### Goal of the exercise
Each line of the records below that contains "content" needs to be copied.

+++ Data in this exercise +++

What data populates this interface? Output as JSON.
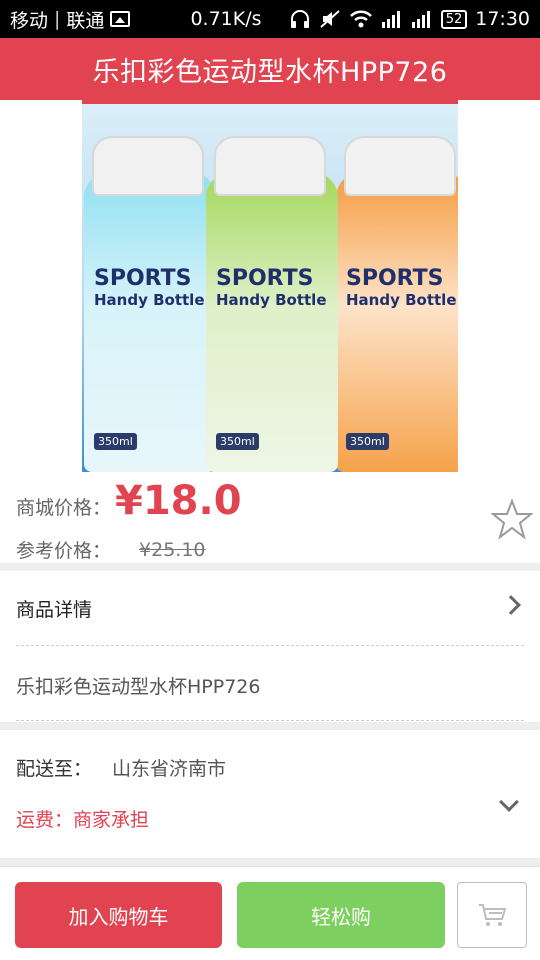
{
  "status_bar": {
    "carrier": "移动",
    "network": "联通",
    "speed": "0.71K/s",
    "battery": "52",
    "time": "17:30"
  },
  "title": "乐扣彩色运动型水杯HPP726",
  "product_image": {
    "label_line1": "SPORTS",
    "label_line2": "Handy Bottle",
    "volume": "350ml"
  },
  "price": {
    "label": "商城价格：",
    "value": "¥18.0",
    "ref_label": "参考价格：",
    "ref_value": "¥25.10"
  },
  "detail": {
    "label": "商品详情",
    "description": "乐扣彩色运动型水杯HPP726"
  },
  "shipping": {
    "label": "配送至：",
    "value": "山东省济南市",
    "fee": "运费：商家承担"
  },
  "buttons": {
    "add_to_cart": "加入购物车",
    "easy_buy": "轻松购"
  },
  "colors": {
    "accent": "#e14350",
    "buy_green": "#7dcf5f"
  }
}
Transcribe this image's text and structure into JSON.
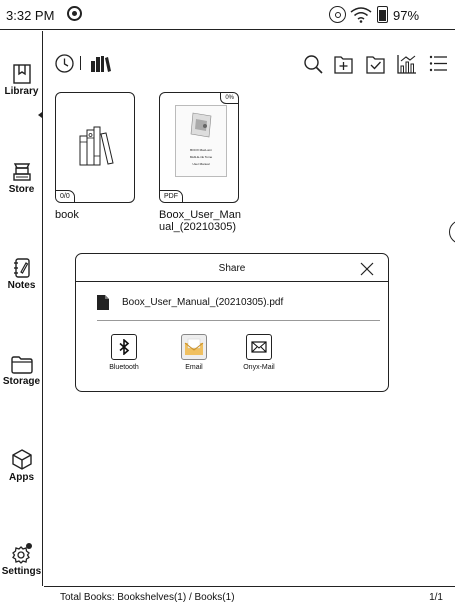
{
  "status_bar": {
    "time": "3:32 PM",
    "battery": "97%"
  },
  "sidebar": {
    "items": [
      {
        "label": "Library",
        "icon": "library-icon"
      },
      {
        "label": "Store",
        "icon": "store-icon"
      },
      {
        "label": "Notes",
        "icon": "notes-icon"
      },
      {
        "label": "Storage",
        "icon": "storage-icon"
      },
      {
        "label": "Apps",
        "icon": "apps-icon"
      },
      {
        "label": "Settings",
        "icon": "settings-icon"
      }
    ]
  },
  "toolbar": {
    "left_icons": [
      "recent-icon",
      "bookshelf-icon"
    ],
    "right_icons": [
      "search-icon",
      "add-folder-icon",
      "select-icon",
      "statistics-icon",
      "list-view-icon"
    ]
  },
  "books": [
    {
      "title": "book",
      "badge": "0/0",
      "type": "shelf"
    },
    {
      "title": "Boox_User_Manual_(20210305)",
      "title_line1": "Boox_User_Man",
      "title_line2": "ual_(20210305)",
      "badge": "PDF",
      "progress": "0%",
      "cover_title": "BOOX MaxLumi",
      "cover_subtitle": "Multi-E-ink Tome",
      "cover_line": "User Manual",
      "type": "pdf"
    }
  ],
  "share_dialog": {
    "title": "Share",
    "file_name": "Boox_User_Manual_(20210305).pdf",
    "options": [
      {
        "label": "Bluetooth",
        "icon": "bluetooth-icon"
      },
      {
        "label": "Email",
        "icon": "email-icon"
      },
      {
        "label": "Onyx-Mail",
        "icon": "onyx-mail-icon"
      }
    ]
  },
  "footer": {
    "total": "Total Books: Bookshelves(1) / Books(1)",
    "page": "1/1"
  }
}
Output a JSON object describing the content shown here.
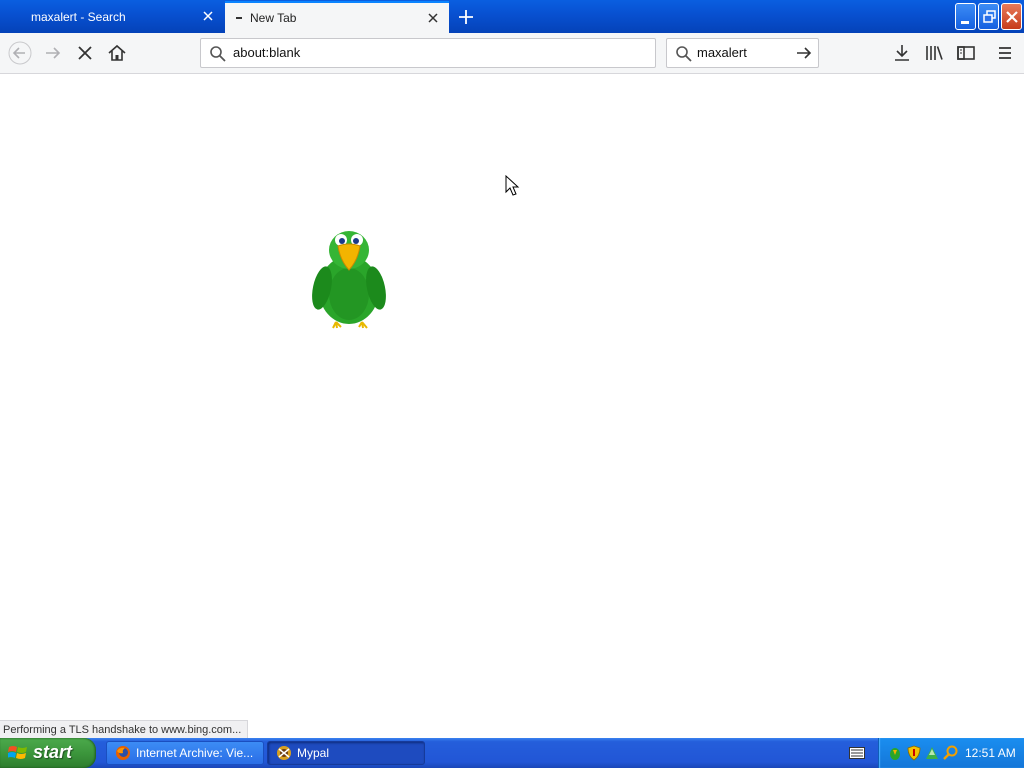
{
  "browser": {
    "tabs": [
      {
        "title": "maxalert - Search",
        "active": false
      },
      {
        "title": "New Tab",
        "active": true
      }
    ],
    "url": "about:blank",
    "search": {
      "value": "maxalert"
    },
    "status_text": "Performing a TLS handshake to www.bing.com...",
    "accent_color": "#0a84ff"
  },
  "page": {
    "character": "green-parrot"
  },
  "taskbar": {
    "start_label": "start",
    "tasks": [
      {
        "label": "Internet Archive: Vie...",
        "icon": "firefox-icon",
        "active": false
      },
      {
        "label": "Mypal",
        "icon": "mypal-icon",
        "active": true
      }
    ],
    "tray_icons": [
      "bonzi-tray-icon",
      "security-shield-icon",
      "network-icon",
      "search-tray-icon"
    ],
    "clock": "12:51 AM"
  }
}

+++
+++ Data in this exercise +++

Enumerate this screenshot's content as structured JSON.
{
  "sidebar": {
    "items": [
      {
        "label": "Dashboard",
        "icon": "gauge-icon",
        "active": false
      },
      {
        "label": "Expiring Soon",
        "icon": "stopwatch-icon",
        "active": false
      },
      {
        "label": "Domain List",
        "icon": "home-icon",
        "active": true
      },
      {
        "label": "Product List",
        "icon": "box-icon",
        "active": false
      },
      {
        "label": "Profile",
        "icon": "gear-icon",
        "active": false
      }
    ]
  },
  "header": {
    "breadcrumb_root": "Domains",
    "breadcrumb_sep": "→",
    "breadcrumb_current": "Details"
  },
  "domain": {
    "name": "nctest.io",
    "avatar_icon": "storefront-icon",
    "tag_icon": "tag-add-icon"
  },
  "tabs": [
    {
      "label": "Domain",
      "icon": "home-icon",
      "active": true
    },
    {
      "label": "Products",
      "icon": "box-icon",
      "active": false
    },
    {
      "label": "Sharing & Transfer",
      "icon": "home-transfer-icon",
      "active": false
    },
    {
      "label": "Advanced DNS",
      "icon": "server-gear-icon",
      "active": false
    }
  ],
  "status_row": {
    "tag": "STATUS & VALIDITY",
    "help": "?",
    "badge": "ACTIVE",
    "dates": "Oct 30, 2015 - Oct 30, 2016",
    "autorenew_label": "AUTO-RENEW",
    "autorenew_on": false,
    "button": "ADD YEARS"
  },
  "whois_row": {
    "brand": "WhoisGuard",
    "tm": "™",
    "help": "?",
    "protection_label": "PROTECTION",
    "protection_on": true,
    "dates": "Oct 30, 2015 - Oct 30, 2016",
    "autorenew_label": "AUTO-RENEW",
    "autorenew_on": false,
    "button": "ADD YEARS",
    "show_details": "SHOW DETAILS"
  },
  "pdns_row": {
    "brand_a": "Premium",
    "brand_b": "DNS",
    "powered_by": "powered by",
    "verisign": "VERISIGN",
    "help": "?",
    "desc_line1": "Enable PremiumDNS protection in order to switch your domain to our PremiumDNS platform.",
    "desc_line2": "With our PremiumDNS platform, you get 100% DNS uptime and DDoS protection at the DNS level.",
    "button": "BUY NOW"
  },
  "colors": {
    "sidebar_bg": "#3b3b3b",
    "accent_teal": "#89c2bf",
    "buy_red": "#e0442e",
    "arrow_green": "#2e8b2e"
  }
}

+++

### Output for this task
Output a JSON object describing the content shown here.
Enumerate this screenshot's content as structured JSON.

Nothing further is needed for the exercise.